**WORK REQUIRED**
Among the entries that follow, count the lines with the word "JSON" and report the number by itself.

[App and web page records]

=====

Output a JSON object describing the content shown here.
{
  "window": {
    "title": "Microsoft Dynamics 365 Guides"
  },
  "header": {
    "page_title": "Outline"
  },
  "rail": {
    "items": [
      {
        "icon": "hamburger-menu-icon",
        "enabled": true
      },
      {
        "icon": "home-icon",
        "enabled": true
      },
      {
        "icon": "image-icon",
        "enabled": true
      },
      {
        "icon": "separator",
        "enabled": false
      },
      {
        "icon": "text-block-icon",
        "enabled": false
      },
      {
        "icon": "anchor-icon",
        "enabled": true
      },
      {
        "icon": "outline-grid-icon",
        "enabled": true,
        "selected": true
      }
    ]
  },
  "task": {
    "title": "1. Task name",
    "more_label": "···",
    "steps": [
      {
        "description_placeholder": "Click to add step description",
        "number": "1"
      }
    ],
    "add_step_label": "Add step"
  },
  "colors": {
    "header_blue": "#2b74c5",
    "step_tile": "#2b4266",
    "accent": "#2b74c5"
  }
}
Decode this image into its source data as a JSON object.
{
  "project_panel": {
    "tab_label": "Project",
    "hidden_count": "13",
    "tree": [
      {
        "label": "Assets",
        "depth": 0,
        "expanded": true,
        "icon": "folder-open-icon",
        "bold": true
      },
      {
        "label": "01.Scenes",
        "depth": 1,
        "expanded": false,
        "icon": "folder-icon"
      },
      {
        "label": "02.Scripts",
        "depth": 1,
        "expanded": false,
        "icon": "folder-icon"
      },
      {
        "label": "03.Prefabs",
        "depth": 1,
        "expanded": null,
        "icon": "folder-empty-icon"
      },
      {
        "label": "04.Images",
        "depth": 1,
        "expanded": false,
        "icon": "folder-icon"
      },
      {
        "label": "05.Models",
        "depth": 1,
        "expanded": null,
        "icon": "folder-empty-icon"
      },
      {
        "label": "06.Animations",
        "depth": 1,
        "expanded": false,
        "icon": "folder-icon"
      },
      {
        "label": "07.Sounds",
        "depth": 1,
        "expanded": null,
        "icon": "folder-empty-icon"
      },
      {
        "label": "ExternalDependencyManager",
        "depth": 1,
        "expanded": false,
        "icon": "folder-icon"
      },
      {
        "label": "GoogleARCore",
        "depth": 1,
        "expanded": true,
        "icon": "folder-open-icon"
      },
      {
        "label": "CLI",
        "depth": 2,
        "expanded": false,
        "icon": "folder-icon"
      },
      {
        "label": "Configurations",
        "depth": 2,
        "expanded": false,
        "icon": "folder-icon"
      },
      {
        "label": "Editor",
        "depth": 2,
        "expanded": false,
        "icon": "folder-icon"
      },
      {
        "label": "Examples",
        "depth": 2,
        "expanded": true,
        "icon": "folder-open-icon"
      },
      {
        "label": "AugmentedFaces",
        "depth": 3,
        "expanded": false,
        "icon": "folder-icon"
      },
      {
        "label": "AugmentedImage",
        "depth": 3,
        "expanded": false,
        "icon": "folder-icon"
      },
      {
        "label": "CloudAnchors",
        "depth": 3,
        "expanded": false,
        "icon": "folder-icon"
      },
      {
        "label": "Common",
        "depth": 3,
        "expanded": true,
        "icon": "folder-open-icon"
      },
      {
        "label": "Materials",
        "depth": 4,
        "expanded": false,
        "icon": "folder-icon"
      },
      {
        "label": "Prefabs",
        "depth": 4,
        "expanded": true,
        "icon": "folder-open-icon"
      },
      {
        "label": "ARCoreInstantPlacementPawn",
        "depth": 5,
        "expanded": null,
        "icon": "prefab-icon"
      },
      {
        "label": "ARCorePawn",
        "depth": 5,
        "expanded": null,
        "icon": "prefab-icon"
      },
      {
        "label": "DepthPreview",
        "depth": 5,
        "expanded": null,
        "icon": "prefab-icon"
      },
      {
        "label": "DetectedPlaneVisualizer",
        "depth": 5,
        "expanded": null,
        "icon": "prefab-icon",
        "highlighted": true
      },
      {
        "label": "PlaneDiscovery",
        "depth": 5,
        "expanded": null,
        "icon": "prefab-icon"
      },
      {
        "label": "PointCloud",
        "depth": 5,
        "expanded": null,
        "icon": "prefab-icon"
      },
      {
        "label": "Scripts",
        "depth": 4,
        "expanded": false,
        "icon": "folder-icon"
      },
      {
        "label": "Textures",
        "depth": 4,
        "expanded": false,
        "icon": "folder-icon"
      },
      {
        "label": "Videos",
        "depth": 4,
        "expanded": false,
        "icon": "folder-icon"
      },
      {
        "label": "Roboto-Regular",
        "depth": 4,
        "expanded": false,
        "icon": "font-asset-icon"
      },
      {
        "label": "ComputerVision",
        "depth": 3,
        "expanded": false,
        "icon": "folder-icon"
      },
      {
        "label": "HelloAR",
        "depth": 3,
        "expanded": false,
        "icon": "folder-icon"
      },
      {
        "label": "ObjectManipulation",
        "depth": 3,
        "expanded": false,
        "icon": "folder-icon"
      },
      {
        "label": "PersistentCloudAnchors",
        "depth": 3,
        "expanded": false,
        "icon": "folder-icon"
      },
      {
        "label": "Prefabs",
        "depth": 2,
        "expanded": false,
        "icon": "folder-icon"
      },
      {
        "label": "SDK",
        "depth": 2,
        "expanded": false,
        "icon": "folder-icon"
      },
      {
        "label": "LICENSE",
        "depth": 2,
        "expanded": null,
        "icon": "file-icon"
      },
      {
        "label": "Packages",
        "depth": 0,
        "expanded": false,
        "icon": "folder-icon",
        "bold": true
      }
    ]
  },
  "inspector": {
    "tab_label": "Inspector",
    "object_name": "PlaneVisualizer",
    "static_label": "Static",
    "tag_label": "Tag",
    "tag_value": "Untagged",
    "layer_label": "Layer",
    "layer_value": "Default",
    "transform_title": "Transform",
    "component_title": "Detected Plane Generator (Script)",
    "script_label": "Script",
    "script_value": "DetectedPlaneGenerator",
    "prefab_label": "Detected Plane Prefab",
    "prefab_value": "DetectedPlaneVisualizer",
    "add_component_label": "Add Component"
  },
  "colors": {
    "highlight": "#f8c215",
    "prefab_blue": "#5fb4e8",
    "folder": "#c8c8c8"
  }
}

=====

**OUTPUT OF THE TASK**
2